--- Dataset extract Enclosed Below ---

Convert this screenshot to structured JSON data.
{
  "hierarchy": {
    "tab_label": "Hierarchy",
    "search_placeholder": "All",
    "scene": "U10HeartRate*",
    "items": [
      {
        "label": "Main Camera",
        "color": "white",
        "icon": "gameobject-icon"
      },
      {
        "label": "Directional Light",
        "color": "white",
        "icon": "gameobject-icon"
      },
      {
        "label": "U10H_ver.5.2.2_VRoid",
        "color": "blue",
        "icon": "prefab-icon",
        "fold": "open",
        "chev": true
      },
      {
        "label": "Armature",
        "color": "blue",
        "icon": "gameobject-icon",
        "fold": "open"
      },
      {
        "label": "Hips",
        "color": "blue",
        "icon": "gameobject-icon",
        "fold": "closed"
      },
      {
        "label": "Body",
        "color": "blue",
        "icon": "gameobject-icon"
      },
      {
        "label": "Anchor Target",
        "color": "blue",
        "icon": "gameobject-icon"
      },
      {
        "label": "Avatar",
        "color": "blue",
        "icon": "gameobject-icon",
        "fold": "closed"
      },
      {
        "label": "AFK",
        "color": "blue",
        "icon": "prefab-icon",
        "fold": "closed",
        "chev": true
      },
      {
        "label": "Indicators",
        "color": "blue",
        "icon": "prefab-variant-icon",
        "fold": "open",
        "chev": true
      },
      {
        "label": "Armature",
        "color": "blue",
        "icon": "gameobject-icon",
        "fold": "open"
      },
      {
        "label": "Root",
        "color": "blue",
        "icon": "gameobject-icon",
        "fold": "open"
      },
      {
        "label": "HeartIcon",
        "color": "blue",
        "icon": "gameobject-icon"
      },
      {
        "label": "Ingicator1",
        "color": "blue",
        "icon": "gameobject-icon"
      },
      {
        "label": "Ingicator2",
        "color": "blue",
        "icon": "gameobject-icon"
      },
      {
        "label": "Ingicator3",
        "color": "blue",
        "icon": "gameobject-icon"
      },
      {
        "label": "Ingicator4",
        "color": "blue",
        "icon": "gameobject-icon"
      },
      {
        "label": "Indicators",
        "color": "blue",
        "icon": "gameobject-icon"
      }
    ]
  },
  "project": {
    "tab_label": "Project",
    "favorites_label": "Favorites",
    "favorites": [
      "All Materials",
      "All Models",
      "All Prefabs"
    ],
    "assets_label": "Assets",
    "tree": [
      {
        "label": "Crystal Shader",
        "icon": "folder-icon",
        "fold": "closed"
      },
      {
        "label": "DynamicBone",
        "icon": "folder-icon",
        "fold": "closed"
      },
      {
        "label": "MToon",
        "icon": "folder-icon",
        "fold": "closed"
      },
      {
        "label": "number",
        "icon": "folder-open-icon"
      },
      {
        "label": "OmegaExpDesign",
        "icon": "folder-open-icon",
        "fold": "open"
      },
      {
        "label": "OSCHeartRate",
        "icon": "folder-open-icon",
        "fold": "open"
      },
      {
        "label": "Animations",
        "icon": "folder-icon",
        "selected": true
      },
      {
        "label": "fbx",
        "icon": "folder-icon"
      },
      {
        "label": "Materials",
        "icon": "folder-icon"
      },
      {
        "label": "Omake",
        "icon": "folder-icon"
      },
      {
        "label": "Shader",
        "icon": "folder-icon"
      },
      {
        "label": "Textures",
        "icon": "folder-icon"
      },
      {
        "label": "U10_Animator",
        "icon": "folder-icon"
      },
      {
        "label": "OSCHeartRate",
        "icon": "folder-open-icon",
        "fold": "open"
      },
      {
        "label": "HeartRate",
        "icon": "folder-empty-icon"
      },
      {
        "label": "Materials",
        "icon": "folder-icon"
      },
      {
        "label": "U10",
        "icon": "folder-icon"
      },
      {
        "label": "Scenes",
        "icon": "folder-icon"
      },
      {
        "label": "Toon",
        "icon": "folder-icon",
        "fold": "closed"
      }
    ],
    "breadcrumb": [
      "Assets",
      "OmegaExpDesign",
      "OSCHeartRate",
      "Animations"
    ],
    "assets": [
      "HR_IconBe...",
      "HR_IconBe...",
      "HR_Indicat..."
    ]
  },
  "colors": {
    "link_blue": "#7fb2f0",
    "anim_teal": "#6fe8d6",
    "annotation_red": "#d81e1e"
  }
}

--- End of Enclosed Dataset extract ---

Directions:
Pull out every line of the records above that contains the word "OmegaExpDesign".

Answer space:
        "label": "OmegaExpDesign",
      "OmegaExpDesign",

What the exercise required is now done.